Imported by Grappoli Imports.  This wine is a blend of 70% Sangiovese, 15% Sagrantino, and 15% Merlot.  Alcohol 14%.  There were light aromas of dark red fruit.  In the mouth were initial billowy flavors of soft red fruit.  After a few hours the wine tightened up showing a modern structure which dried the gums.  The acidity came out as well.  The wine was not heavy but the flavors coated the tongue like a blanket.  Could use more verve.  ** Now-2017.


2009 Marammalta, Micante, Maremma – $13
Imported by IMA Imports.  This wine is a blend of 80% Sangiovese and 20% Cabernet Sauvignon.  Alcohol 13%.  There was juicy fruit flavors, with some slight prune notes, good acidity, then black fruit.  With air it took on a touch of smoke, cherry notes, and smoked bacon.  ** Now-2014.


2006 Icario, Vino Nobile di Montepulciano – $25
Imported by Vinifera Imports Ltd.  This wine is a blend of Sangiovese, Canaiolo, and Merlot.  Alcohol 14.5%.  The nose bore a little dark roast.  In the mouth the wine was taking on mature notes but was still robust.  The wine was bristling with saline flavors and controlled ripeness.  It had expansive power in the finish along with a structure of tannins which coated the back sides of the mouth.  Very Italian.  *** Now-2020.


2006 Busi, Riserva, Chianti Rufina – $18
Imported by Kysela Pere et Fils.  This wine is 100% Sangiovese sourced from 10-25 year old vines.  Alcohol 14%.  There were more mature notes on the nose.  In the mouth there was tart black fruit with some mature flavors within the low-lying cloud of flavors.  The grip came out with the acidity.  There were some wood notes, salivating acidity, and drying tannins left on the gums in the aftertaste.  This was perhaps lean, not thin but not rich.  This is currently on the up-slope of development.  **(*) Now-2024.


A Trio of Italian Wines

In continuing my effort to catch up on my tasting notes this post features a trio of Italian wines.  The 2011 Azienda Agricola G. Ricci Curbastro & Figli, Sebino Rosso is a decent and affordably priced wine from Lombardy.   It maintains enough interest to be a mid-week wine so keep it under consideration.  My favorite of the trio is the 2009 Corte Alla Flora, Vino Nobile di Montepulciano.  Not only is it a satisfying wine but it also tastes different, I certainly recommend you try a bottle.  Lastly I grabbed the 2007 Duca di Salaparuta, Vajasindi because I just had to try a Sicilian wine under $20 with some age.  Unfortunately it was a bit uninteresting right now.  These wines are available at MacArthur Beverages.
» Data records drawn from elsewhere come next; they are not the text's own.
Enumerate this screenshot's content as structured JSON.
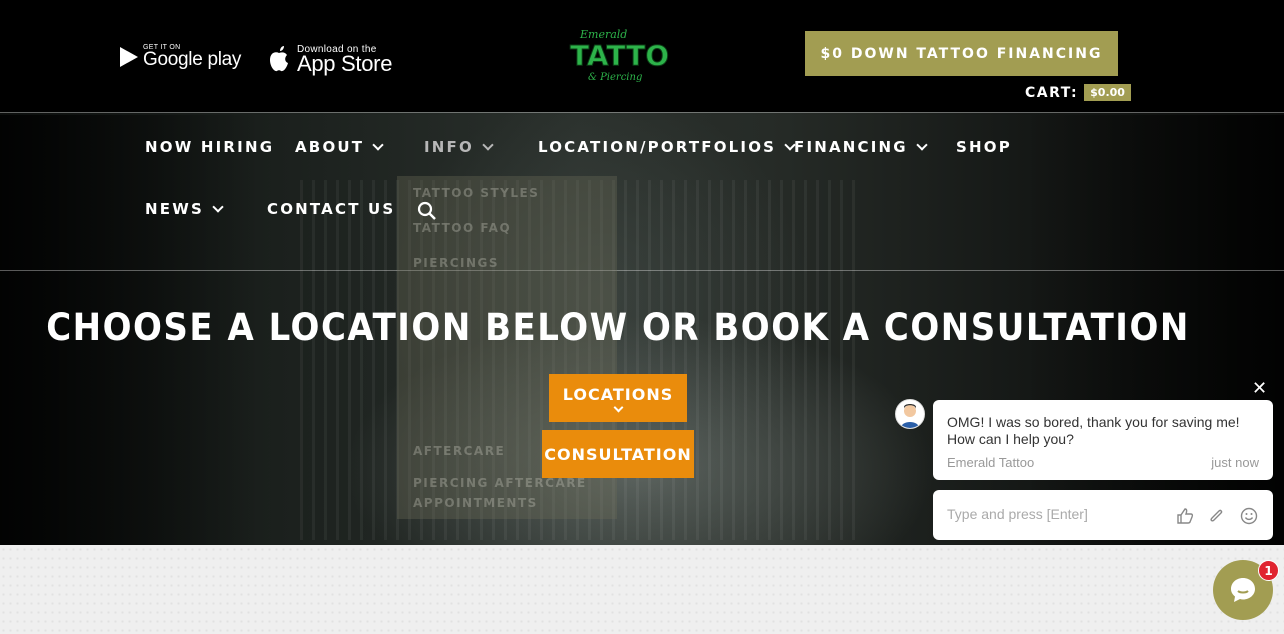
{
  "header": {
    "google_play_sub": "GET IT ON",
    "google_play_main": "Google play",
    "app_store_sub": "Download on the",
    "app_store_main": "App Store",
    "logo_text_top": "Emerald",
    "logo_text_main": "TATTOO",
    "logo_text_bottom": "& Piercing",
    "financing_button": "$0 DOWN TATTOO FINANCING",
    "cart_label": "CART:",
    "cart_amount": "$0.00"
  },
  "nav": {
    "items": [
      {
        "label": "NOW HIRING"
      },
      {
        "label": "ABOUT"
      },
      {
        "label": "INFO"
      },
      {
        "label": "LOCATION/PORTFOLIOS"
      },
      {
        "label": "FINANCING"
      },
      {
        "label": "SHOP"
      },
      {
        "label": "NEWS"
      },
      {
        "label": "CONTACT US"
      }
    ],
    "info_dropdown": [
      "TATTOO STYLES",
      "TATTOO FAQ",
      "PIERCINGS",
      "AFTERCARE",
      "PIERCING AFTERCARE",
      "APPOINTMENTS"
    ]
  },
  "hero": {
    "headline": "CHOOSE A LOCATION BELOW OR BOOK A CONSULTATION",
    "locations_button": "LOCATIONS",
    "consultation_button": "CONSULTATION"
  },
  "chat": {
    "message": "OMG! I was so bored, thank you for saving me! How can I help you?",
    "sender": "Emerald Tattoo",
    "time": "just now",
    "input_placeholder": "Type and press [Enter]",
    "unread_count": "1"
  },
  "colors": {
    "accent_olive": "#a29d52",
    "accent_orange": "#ea8c0c",
    "badge_red": "#e0232f"
  }
}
2011 Azienda Agricola G. Ricci Curbastro & Figli, Sebino Rosso IGT – $13
Imported by Grappoli Imports.  This wine is a blend of 50% Cabernet Sauvignon and 50% Merlot.  Alcohol 12%.  The color was a medium ruby garnet.  The light nose revealed soft aromas of red and plummy fruit.  In the mouth the soft red fruit surround a core of blue and black fruit.  There was a brief hint of herbs.  The flavors tightened up towards the finish where some structure developed along with salivating acidity.  There was a  tiny bit of drying tannins in the aftertaste.  ** Now-2015.


2009 Corte Alla Flora, Vino Nobile di Montepulciano – $17
Imported by Siema.  This wine is a blend 0f 80% Prugnolo Gentile, 10% Merlot and 10% Cabernet Sauvignon which was fermented in stainless steel tanks where it underwent malolactic fermentation then aged for 18 months in French oak. Alcohol 14%.  The nose was a little earthy and stink with some leather hints.  The mouth follows the nose with dry flavors, pencil lead, and drying tannins.  The black and red fruit mixes nicely with black minerals.  There is a drying structure in the finish, salivating acidity, and somewhat tart red fruit.  There are some different, mature notes in this enjoyable wine.  *** Now-2018.


2007 Duca di Salaparuta, Vajasindi, Lavico – $17
Imported by Wine Cellars Ltd.  This wine is 100% Nerello Mascalese.  Alcohol 13%.  There were firm red flavors and herbs which mixed with red and black acidity.  The tannins are integrated, though present, but nothing crazy.  There was slightly watering acidity.  ** Now-2018.